For every line in the records below that holds "actually", make a copy.

[MATERIAL FOR THE TASK — start]

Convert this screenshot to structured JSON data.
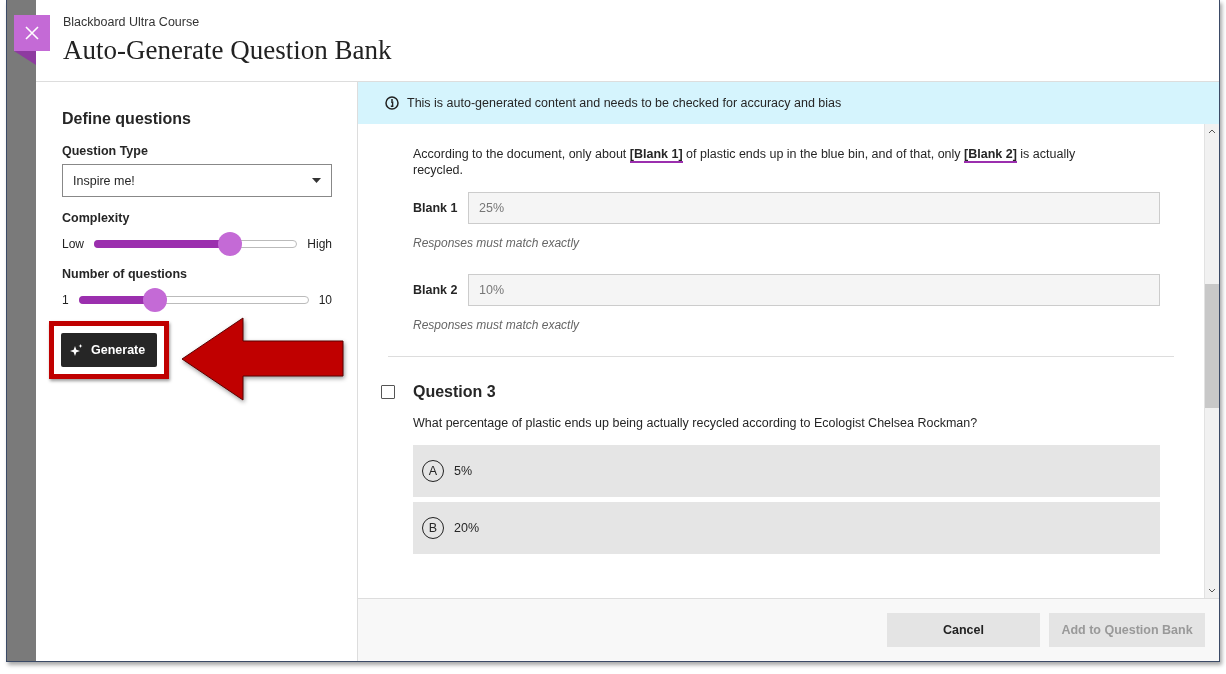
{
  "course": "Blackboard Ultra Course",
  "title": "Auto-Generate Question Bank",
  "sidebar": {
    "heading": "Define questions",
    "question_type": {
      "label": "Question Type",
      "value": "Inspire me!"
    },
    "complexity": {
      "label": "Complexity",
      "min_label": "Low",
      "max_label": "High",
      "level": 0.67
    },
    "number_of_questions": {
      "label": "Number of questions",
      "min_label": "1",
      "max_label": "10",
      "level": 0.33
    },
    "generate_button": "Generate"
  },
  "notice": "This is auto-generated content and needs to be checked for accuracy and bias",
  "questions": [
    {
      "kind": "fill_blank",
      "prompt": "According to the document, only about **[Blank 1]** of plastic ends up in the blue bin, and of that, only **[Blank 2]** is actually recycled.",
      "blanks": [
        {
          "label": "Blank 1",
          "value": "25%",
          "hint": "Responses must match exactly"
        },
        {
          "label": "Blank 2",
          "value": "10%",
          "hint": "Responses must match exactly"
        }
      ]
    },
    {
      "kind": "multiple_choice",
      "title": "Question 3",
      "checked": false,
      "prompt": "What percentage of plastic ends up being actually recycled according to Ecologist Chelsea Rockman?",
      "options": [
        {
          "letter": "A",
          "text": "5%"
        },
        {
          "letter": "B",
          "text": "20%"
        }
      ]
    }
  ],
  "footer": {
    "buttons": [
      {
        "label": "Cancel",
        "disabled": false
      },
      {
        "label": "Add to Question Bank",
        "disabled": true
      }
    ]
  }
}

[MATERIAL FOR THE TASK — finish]

• _SOLVED EXERCISE_
      "prompt": "According to the document, only about **[Blank 1]** of plastic ends up in the blue bin, and of that, only **[Blank 2]** is actually recycled.",
      "prompt": "What percentage of plastic ends up being actually recycled according to Ecologist Chelsea Rockman?",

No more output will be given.